We got to the Key to see several raccoon tracks.  How they got on to this island is anyones guess because the mainland is about 4.5 miles away.   But the tracks were not the biggest interest for Sean he made a beeline for the one thing that is always welcoming.  The outhouse!  The Key gets a lot of use and to help keep the land clean the county put up this outhouse.   Surprisingly it does not have a pungent smell.

We had a good lunch and headed back to the park.  The last time I beached my kayak at the park I had to be picked up and carried into a car.  It was so nice to stand up and carry my kayak to the car.

Having a bad experience on the water always makes you respect your friends, gear, and training.  It is good to start the new year with a bad experience left dead on the beach.

-Jeff

Unfortunately as the title alludes to this is an uncomfortable post for many people.  If you are not a local to Clearwater Florida then you did not hear of what happened to an Atlantic bottle-nose dolphin named Dunham this past Tuesday.

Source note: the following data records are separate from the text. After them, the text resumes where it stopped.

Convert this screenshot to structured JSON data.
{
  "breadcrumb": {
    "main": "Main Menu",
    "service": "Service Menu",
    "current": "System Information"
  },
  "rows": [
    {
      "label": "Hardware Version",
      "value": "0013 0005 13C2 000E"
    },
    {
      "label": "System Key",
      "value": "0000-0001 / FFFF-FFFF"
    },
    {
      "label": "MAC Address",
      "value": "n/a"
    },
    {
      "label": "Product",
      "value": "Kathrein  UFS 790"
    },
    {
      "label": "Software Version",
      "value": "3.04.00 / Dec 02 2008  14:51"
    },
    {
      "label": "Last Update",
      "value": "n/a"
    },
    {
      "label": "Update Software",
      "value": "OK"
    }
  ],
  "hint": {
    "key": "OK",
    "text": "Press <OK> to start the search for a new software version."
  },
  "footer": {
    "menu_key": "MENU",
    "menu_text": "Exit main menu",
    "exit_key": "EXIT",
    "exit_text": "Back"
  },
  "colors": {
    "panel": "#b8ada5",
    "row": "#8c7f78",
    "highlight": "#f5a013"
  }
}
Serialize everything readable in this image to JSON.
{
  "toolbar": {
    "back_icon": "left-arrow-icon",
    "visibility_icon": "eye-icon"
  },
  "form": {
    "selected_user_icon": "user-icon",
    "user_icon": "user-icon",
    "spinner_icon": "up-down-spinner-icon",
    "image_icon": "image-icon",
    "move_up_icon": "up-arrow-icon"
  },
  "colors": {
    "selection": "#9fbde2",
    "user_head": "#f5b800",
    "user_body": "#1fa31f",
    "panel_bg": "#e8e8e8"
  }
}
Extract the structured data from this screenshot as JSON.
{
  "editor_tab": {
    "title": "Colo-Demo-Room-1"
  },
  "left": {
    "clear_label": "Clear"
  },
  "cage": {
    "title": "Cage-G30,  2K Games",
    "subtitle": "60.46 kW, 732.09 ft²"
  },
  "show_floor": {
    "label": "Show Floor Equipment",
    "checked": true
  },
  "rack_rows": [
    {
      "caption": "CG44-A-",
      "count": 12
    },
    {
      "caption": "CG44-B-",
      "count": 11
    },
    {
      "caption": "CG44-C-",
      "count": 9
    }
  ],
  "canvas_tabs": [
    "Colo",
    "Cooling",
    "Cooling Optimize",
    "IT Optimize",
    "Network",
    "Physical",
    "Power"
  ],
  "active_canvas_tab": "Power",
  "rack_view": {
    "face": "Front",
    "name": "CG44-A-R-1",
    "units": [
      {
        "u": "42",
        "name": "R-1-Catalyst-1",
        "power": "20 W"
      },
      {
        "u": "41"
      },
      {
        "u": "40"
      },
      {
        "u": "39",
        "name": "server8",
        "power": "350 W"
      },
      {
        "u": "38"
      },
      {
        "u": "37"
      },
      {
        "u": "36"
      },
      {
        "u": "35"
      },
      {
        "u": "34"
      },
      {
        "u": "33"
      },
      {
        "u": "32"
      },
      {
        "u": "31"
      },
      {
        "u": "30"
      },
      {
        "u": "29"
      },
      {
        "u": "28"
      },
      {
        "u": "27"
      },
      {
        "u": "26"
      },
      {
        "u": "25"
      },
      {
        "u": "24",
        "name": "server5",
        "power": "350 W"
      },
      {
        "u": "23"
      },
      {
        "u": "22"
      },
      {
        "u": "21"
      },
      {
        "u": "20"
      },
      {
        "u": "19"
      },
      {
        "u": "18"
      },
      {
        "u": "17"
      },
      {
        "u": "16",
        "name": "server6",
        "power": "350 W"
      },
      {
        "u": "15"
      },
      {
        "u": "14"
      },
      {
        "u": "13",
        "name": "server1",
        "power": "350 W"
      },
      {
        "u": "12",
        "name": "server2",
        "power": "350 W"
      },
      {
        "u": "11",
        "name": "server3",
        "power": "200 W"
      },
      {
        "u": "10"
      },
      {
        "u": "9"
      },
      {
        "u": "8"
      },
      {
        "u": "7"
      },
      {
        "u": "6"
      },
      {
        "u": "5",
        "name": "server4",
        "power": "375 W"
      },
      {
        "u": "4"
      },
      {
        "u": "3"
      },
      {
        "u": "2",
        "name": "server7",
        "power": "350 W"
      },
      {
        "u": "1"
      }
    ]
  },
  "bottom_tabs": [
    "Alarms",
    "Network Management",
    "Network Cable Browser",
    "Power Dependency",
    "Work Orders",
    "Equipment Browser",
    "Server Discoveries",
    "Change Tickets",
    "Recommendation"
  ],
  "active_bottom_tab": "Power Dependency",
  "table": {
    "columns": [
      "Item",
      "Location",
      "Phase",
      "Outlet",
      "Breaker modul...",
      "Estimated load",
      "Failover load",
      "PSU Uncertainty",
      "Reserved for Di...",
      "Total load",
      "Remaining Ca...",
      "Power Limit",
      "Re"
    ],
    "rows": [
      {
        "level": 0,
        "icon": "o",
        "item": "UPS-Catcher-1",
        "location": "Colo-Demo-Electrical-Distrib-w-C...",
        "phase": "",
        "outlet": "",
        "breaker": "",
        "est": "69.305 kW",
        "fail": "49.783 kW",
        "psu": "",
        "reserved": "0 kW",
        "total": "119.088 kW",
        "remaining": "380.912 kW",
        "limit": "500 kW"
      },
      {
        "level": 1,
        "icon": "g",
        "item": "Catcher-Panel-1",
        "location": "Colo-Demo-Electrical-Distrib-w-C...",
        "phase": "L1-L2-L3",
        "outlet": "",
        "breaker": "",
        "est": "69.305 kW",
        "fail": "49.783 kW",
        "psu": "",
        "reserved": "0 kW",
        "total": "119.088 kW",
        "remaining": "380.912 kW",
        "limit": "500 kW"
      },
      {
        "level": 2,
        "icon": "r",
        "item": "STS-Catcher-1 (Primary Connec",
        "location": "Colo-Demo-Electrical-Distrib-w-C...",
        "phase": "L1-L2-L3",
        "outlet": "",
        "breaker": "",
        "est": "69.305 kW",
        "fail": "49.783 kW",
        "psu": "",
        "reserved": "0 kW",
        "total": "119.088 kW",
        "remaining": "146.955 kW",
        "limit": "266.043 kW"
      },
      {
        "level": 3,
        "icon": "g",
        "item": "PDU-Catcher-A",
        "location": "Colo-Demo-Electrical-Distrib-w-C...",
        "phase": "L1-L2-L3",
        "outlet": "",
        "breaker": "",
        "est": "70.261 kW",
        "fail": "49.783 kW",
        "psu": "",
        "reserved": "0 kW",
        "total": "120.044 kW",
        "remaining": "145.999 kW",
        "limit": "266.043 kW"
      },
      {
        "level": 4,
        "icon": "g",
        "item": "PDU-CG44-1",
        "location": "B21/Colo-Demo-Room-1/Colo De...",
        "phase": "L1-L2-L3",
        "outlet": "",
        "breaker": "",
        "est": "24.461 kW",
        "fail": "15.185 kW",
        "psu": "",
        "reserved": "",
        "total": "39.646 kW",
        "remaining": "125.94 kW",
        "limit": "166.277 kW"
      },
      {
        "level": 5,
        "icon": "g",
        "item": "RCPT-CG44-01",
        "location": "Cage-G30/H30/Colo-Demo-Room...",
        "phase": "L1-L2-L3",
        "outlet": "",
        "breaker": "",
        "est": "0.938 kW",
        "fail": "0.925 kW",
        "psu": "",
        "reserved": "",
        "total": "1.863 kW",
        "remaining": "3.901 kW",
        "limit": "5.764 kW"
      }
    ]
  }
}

In December of 2008 a sick juvenile male dolphin was discovered stranded on Anclote Key.  He was acting listless, the skin dotted with shark bites, and a  long cut to the tail further sapped him of energy.

He was roughly 6 years old and was transported to the Panhandle research lab.  The staff at the Gulf World Marine Park named him Dunham and discovered he was also suffering from pneumonia.

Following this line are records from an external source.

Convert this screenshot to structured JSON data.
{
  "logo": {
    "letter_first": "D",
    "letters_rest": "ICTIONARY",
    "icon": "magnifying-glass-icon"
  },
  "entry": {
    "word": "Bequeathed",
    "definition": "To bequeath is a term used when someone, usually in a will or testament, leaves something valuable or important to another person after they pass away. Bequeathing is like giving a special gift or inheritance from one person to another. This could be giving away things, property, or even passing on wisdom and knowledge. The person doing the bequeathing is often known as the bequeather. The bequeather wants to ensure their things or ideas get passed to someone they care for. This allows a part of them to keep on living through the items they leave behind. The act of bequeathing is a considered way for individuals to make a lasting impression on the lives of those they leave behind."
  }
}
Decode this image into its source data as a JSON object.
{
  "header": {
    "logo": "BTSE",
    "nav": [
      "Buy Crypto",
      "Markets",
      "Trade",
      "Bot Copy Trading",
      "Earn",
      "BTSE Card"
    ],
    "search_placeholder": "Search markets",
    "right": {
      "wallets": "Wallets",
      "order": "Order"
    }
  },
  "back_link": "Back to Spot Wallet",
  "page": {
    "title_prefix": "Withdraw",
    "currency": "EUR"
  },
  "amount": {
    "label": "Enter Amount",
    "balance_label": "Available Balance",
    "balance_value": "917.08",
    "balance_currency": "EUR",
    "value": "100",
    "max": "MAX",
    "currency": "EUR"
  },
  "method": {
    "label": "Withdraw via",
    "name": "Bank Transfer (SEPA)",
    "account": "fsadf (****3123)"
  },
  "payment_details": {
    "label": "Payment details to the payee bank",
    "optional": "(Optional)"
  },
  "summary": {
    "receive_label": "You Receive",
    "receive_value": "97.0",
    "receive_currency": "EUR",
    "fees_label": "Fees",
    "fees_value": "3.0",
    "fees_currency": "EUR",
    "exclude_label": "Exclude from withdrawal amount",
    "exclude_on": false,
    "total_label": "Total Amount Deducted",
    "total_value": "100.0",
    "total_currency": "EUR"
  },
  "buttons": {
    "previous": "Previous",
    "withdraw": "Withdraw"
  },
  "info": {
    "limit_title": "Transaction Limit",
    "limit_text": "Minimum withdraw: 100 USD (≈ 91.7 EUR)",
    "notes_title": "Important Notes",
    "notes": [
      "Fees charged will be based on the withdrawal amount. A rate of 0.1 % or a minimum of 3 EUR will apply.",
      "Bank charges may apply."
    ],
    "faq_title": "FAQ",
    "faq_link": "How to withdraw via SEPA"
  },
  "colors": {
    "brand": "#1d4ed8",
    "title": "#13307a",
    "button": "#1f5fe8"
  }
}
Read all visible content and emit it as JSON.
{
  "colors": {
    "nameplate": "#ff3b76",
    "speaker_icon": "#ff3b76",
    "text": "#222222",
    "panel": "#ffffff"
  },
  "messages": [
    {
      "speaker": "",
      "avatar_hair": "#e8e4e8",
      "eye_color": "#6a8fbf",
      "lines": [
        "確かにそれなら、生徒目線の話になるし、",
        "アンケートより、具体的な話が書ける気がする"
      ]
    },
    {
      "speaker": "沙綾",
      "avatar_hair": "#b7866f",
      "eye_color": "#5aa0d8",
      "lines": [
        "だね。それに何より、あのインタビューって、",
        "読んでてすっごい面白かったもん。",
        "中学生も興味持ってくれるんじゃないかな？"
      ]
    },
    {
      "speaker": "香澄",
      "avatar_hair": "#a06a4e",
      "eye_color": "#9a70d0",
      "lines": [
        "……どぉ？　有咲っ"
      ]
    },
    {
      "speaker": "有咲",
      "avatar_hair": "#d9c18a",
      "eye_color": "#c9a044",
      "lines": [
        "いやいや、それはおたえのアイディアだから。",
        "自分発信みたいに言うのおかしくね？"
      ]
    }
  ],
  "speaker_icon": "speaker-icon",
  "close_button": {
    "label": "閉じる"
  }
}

For almost eight months, the staff worked to nursed him back to health with the help of donations and other private funding. Come June he was hunting down live fish with great speed in his 50-foot pool.

On Tuesday he was ready to leave the helping hands and reenter nature.  He was outfitted with a radio transmitter.  The transmitter was designed to further research into dolphin life.  And all was good, for three hours.

He might have been hungry and that is why he headed towards a spoil island in the Intercoastal Waterway.  That shallow water is known for great fishing.  This is July and the shallows are also known for something else.  Shortly Dunham broke the surface of the water revealing the unexpected.  Between the pectoral fin and tail was missing flesh.

He had been bitten.  He surfaced a second time with a larger bite in his belly.  Reports are varied to the length of the shark (8 to 9 foot).  But all agree that it was a tiger shark. This region is commonly known for an increase in the shark population.

The people then euthanize Dunham.

After the event a shark expert for Florida’s Fish and Wildlife Research Institute took a moment to examine photos of the wounds.   Brent Winner of the research institute surmised that the dolphin was most likely attacked by several sharks of different species.  And the fatal bite was consistent with a medium-sized tiger shark.

I personally have mixed feeling about this event.  What is natural?  What is our roll as humans?  When do we interfere with the natural cycle of life?  How do we value life?  I have read many peoples opinions on other blogs and my head hurts.

I guess what I want to know is, is the life of a hungry dolphin equal to a hungry shark?  Both are equal in nature.  Why do we elevate one and demonize the other?

If we want to be good environmentalists all of God’s creatures should be equally respected, loved, and protected.

—Jeff

Team River Runner is paddling the Anclote River Saturday at 10am.  They have a few new participants that have never been paddling.  Unfortunately I will not be paddling with them tomorrow because I still am sick.

—Jeff

A Marks the location of the put in:
Anclote River Park
1119 Baillies Bluff Road
Holiday, FL

The Tampa Team River Runner Chapter uses Facebook to keep volunteers up to date.